__Exercise input__
● ● ●

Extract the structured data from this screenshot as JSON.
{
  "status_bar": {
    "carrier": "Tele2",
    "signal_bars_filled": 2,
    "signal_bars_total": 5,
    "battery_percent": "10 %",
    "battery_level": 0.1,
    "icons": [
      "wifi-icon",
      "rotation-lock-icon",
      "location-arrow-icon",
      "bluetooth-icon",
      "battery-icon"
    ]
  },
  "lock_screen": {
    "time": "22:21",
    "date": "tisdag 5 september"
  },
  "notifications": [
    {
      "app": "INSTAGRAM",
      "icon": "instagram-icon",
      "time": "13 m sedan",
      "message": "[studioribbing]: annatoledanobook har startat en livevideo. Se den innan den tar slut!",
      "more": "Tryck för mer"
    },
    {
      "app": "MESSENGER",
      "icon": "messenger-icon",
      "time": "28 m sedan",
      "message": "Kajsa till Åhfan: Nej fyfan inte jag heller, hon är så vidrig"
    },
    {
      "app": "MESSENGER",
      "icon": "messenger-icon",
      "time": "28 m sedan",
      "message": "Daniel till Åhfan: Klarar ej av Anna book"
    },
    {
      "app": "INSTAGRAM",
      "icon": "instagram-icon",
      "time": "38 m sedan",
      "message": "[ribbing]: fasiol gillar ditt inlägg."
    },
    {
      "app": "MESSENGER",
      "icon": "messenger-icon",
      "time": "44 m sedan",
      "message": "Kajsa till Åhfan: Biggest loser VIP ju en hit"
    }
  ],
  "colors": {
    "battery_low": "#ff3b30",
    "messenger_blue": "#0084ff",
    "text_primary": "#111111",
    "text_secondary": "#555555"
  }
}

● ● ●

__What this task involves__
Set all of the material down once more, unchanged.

__Answer for the task__
Extract the structured data from this screenshot as JSON.
{
  "status_bar": {
    "carrier": "Tele2",
    "signal_bars_filled": 2,
    "signal_bars_total": 5,
    "battery_percent": "10 %",
    "battery_level": 0.1,
    "icons": [
      "wifi-icon",
      "rotation-lock-icon",
      "location-arrow-icon",
      "bluetooth-icon",
      "battery-icon"
    ]
  },
  "lock_screen": {
    "time": "22:21",
    "date": "tisdag 5 september"
  },
  "notifications": [
    {
      "app": "INSTAGRAM",
      "icon": "instagram-icon",
      "time": "13 m sedan",
      "message": "[studioribbing]: annatoledanobook har startat en livevideo. Se den innan den tar slut!",
      "more": "Tryck för mer"
    },
    {
      "app": "MESSENGER",
      "icon": "messenger-icon",
      "time": "28 m sedan",
      "message": "Kajsa till Åhfan: Nej fyfan inte jag heller, hon är så vidrig"
    },
    {
      "app": "MESSENGER",
      "icon": "messenger-icon",
      "time": "28 m sedan",
      "message": "Daniel till Åhfan: Klarar ej av Anna book"
    },
    {
      "app": "INSTAGRAM",
      "icon": "instagram-icon",
      "time": "38 m sedan",
      "message": "[ribbing]: fasiol gillar ditt inlägg."
    },
    {
      "app": "MESSENGER",
      "icon": "messenger-icon",
      "time": "44 m sedan",
      "message": "Kajsa till Åhfan: Biggest loser VIP ju en hit"
    }
  ],
  "colors": {
    "battery_low": "#ff3b30",
    "messenger_blue": "#0084ff",
    "text_primary": "#111111",
    "text_secondary": "#555555"
  }
}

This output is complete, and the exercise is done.